Given the severity of Australia’s water scarcity issues, the topic was the focus of the University of Queensland’s inaugural Ventures Industry Challenge, which asked students to use their entrepreneurial skills to help address water scarcity.
During the six-week challenge, small teams had to tackle a water-related issue from a technological, social or environmental perspective, and pitch their concept to judges for a chance to share in a $15,000 prize pool.
Three of the CRCWSC’s IRP4 research students, Beata Sochacka, Shenbagameenal Surendran and Mojtaba Moravej, were part of the team that won third place at the event.
Beata, Shenbagameenal, Mojtaba and their teammates devised a novel way to save water in backyard swimming pools by combining state of the art pool covers with a unique art piece.
In their pitch, the team said without a pool cover, a backyard pool can lose 55 L of water a day. On Queensland’s Sunshine Coast alone, there are 60,000 backyard pools, which altogether lose over
1 billion L of water each year. Many of the people with these backyard pools are affluent, which has two implications for water use:
- They are unlikely to compromise their lifestyle for an unattractive pool cover.
- Research shows this group doesn’t respond to educational campaigns or financial incentives because they can afford to pay for the lost water.
The team’s innovation combines the need to save water with the need to maintain aesthetics for pool owners, by creating a pool cover that is a unique art piece. The covers can save:
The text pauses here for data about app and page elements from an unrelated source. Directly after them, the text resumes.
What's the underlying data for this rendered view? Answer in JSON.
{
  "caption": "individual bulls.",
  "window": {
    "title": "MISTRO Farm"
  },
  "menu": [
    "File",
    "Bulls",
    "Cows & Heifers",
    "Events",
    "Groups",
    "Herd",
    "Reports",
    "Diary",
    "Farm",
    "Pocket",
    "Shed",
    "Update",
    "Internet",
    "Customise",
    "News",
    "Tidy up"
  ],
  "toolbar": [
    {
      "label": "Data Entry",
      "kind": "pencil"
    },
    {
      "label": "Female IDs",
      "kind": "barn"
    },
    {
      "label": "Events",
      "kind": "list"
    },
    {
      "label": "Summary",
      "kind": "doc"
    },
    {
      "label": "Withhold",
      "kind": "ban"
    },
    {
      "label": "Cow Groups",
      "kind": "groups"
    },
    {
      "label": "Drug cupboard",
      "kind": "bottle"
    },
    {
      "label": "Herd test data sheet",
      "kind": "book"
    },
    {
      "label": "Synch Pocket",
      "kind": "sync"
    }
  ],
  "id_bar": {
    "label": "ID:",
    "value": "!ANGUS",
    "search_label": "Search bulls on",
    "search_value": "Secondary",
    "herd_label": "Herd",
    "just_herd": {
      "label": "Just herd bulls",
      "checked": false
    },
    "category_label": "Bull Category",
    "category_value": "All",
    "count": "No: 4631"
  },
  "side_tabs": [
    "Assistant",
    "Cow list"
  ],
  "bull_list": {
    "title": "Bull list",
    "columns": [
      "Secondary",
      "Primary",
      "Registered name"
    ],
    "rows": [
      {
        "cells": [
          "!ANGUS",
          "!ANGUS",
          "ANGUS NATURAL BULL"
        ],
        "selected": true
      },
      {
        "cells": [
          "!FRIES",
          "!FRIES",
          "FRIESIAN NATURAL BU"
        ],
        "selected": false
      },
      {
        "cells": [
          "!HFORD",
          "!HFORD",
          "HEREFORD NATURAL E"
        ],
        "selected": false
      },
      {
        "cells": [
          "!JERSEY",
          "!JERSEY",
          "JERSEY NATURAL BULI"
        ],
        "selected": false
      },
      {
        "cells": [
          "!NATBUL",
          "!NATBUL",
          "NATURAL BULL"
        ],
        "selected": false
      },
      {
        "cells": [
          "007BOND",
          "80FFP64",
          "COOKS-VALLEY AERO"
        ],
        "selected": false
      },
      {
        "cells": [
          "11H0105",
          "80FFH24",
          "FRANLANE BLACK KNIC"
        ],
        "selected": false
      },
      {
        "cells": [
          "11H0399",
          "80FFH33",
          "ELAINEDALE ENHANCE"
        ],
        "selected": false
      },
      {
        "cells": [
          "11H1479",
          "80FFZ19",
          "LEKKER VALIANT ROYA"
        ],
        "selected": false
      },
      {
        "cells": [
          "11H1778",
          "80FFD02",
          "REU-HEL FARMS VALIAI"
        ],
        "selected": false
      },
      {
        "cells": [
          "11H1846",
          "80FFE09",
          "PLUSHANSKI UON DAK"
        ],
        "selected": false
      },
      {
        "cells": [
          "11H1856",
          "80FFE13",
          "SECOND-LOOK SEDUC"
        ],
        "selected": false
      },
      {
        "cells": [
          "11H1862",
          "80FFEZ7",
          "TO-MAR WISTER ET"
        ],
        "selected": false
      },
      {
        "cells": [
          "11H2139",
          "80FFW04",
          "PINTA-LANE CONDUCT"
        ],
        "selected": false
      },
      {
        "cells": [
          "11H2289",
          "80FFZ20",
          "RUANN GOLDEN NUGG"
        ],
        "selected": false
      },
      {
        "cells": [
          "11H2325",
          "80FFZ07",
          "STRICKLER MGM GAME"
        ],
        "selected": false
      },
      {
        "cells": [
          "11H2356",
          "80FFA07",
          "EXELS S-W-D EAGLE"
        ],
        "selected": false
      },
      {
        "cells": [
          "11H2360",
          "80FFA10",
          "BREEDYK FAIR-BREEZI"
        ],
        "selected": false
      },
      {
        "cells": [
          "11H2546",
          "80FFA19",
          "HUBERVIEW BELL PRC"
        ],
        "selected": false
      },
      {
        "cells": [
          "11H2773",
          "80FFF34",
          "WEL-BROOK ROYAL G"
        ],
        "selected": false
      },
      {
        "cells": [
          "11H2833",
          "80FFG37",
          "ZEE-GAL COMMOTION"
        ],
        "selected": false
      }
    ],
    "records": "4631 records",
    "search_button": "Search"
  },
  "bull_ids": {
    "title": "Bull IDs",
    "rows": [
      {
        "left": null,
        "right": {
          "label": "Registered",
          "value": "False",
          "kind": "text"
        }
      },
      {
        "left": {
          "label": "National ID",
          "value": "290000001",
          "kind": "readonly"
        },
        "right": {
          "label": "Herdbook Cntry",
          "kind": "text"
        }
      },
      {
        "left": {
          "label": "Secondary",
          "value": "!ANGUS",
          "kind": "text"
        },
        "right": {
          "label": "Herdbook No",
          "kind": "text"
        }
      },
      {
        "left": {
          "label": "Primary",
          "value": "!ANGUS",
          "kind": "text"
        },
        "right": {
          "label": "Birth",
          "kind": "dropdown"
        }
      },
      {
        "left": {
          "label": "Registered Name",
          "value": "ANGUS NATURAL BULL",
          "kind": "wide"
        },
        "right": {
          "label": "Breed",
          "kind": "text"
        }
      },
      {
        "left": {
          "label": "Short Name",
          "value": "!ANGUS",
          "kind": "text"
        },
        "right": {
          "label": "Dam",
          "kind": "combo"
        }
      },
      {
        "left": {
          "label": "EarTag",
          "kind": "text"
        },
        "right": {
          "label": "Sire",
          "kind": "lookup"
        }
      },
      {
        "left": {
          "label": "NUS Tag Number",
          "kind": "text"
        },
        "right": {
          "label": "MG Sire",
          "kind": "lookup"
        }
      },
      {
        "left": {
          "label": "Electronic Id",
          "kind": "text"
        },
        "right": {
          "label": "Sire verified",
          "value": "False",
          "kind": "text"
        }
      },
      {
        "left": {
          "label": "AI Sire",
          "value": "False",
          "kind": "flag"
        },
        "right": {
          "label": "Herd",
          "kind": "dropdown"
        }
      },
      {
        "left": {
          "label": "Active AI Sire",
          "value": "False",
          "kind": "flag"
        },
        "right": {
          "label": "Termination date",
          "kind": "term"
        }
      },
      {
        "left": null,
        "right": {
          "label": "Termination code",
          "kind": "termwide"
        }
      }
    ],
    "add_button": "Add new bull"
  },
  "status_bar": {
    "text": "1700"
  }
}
- around 90% of evaporative loss
- 40–60% on energy for heating
- 30–40% of chemical costs.
The cover improves the appearance of the garden, which is important to owners, and also creates a way for utilities to engage with what is currently a disengaged community segment.
The team tested the idea by speaking with pool owners, who supported the concept. The state of the art technology costs around $20,000 per pool cover, and the team demonstrated the product’s commercial potential over 10 years as part of their pitch.
Other winning entries in the 2020 Ventures Industry Challenge were Team Sol, for a raindrop in-house smart water meter and application that enables customised water plans with community engagement and support, and Watech for a concept to help the community know their water better through water quality detection sensors.
Beata, Shenbagameenal, and Motjaba’s five-person team was called ‘Droplets Cloud Monet’ and comprised two other research students from the Advanced Water Management Centre: Alice Strazzabosco and KM Nazmull Islam.
Run in partnership with WaterStart, a not-for-profit water innovation agency, the 2020 Ventures Industry Challenge provided students with the opportunity to connect and network with industry-experienced experts and resources to bring their ideas to fruition. The entries were judged by Dr Jessica Gallagher, University of Queensland Pro-Vice-Chancellor (Global Engagement and Entrepreneurship); Daniel Harris, Director, Innovation, Science and Water Policy Programs, Department of Natural Resources, Mines and Energy; Lisa Jenkinson, Director, Digital Delta – KPMG; and Professor Steven Kenway, Senior Research Fellow, Advanced Water Management Centre.